However, once his personal escapades became public, the mystique seemed to wear off. The public no longer believed he was infallible, and it seemed he no longer believed that about himself either and his game deteriorated badly.

Certainly his muscles didn't suddenly change nor did he lose his ability to drive and putt a golf ball, yet it seems that Woods' very public separation and divorce strongly affected his golf game in a negative way.

Today, Tiger seems to be searching for a new equilibrium, a new internal 'sense of values,' and it remains to be seen if he'll be able to return to his former level of play or if that ability has left him for good.

What's the Point?

I wrote this article to give you, the lifter, a message. The message is simple: believe in yourself. Believe in your workout program. Believe in your coach or your trainer. Believe in your diet. Believe in your supplements. Believe that your hard work will pay off and you will achieve your goals. And believe that believing in you makes a difference.

I don't mean a superficial, say the words kind of belief. I want you to believe these things at your core, when you look in the mirror and just know it'll happen, there's no doubt in your mind.

I admit it's easier said than done. As a science-based guy, I'm skeptical when I come across new information that doesn't fit with the way I understand the world. I used to see that as a strong point about myself but now I'm not so sure.

One of the negatives of knowledge is that it always seems to come with limits, and once you're aware of those limits it can be a self-fulfilling prophecy. It's interesting to note that in the placebo effect research, if a patient battling depression was improving after being given a placebo and was then told that they were taking a placebo, they quickly fell back to feeling depressed. The belief effect is unfortunately fragile.

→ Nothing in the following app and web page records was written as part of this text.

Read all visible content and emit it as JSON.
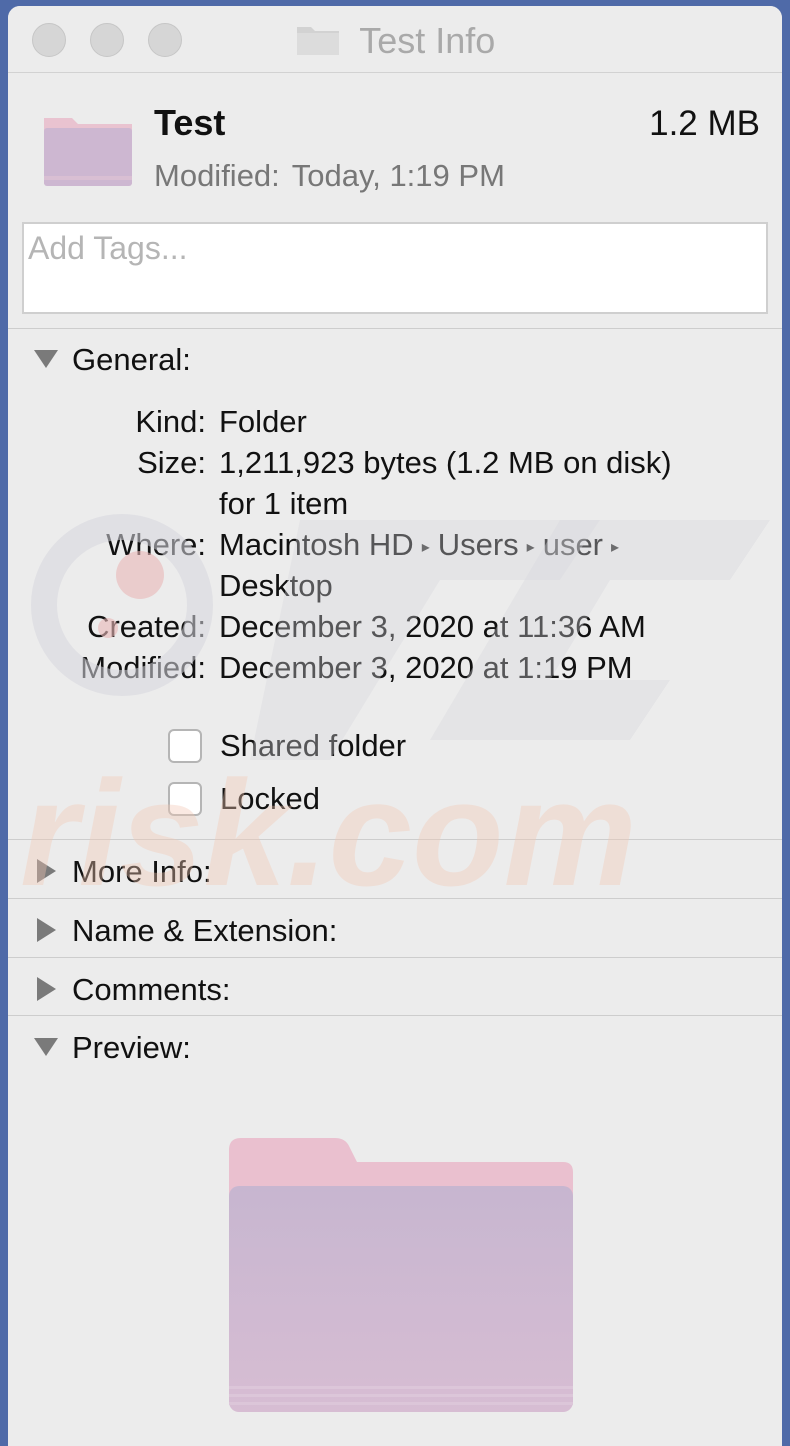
{
  "window": {
    "title": "Test Info"
  },
  "header": {
    "name": "Test",
    "size": "1.2 MB",
    "modified_label": "Modified:",
    "modified_value": "Today, 1:19 PM"
  },
  "tags": {
    "placeholder": "Add Tags..."
  },
  "general": {
    "title": "General:",
    "kind_label": "Kind:",
    "kind_value": "Folder",
    "size_label": "Size:",
    "size_value_line1": "1,211,923 bytes (1.2 MB on disk)",
    "size_value_line2": "for 1 item",
    "where_label": "Where:",
    "where_path": [
      "Macintosh HD",
      "Users",
      "user"
    ],
    "where_path_last": "Desktop",
    "created_label": "Created:",
    "created_value": "December 3, 2020 at 11:36 AM",
    "modified_label": "Modified:",
    "modified_value": "December 3, 2020 at 1:19 PM",
    "shared_folder_label": "Shared folder",
    "shared_folder_checked": false,
    "locked_label": "Locked",
    "locked_checked": false
  },
  "sections": {
    "more_info": "More Info:",
    "name_extension": "Name & Extension:",
    "comments": "Comments:",
    "preview": "Preview:"
  },
  "watermark": {
    "text": "risk.com"
  },
  "colors": {
    "window_bg": "#ececec",
    "desktop_bg": "#4f6aa8",
    "folder_top": "#e8bccb",
    "folder_body": "#c9b4cf",
    "disclosure": "#7a7a7a"
  },
  "icons": {
    "title_folder": "folder-icon",
    "header_folder": "folder-icon",
    "preview_folder": "folder-icon",
    "path_separator": "▸"
  }
}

I had the pleasure of interviewing Vince Anello, former IPF World Record holder in the deadlift. Vince deadlifted 810 pounds in competition at a bodyweight of 198 and claims to have also hit 880 pounds at the gym.

When I asked him what he felt was the most important thing to succeed in lifting, he didn't point to a magical training program or training gear or the intake of some miracle nutrient. Instead, he said:

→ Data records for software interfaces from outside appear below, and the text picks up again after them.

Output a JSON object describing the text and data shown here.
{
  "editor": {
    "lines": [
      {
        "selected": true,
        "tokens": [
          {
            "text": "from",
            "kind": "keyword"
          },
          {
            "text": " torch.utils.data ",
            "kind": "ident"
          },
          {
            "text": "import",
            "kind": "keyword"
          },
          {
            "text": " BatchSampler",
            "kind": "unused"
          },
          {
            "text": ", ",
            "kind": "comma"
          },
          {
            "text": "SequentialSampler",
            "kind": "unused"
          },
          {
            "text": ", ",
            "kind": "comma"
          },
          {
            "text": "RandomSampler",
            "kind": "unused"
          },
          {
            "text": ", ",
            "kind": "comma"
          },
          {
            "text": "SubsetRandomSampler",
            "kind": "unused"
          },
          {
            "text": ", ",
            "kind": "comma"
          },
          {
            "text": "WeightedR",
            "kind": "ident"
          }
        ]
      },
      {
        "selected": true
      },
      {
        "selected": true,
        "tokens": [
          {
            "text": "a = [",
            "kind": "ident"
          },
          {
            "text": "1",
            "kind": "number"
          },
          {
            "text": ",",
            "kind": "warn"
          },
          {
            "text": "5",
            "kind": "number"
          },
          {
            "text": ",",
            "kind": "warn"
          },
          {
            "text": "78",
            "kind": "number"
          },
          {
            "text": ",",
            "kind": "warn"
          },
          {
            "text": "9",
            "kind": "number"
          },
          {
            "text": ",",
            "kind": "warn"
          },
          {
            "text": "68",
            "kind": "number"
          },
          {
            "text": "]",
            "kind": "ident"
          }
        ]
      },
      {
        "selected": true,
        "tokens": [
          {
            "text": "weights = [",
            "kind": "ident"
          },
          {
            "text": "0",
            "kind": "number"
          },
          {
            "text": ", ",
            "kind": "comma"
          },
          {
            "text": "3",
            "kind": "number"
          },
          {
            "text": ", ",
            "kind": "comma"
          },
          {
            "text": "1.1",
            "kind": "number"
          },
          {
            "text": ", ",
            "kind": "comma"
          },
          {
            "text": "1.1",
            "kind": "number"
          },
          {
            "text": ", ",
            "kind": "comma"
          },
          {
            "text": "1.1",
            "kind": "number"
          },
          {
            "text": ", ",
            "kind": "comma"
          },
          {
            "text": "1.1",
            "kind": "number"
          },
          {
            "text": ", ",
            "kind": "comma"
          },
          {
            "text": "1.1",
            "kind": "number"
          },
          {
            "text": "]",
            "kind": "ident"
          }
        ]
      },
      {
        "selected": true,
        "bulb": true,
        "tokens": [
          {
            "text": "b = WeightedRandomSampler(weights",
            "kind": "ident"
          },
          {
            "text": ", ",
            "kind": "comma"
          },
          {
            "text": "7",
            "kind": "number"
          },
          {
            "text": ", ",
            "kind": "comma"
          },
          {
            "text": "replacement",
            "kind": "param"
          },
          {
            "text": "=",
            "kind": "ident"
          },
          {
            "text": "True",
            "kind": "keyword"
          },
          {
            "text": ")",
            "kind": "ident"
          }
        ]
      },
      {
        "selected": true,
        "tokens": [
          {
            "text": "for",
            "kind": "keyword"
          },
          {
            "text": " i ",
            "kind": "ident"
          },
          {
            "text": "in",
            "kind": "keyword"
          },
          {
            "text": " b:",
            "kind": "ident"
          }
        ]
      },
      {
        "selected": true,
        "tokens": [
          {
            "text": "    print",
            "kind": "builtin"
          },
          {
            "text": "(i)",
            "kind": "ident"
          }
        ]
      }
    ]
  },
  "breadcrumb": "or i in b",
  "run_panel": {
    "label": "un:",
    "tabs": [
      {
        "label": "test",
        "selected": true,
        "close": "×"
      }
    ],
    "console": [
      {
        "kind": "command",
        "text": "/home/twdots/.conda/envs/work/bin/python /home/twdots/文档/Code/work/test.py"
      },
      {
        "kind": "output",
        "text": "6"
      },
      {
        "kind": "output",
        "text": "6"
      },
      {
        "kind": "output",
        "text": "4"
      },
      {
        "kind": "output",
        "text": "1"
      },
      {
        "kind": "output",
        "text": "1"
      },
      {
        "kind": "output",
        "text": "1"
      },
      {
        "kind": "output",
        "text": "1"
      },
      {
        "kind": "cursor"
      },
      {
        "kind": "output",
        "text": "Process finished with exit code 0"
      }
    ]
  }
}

"There are hundreds of routines out there and champions have been produced by opposing theories, the common denominator is the mind. You need to have a bulldog mindset. Bite onto a goal and don't let go until it's realized!"

It isn't easy to believe in yourself, and I make no claim to have fully mastered this. But if one can develop faith in themself at a very deep and unquestioned level, and then work toward a goal, the body has an amazing ability to accomplish things, things that might've been previously believed to be impossible.

I'll finish with a quote I give to my class:

What man's mind can conceive, in his heart he does believe, in time he will achieve.

Tim Henriques has been a competition powerlifter for over 20 years. He was a collegiate All American Powerlifter with USA Powerlifting. In 2003 Tim deadlifted 700 pounds (at 198), setting the Virginia State Record. Follow Tim Henriques on Facebook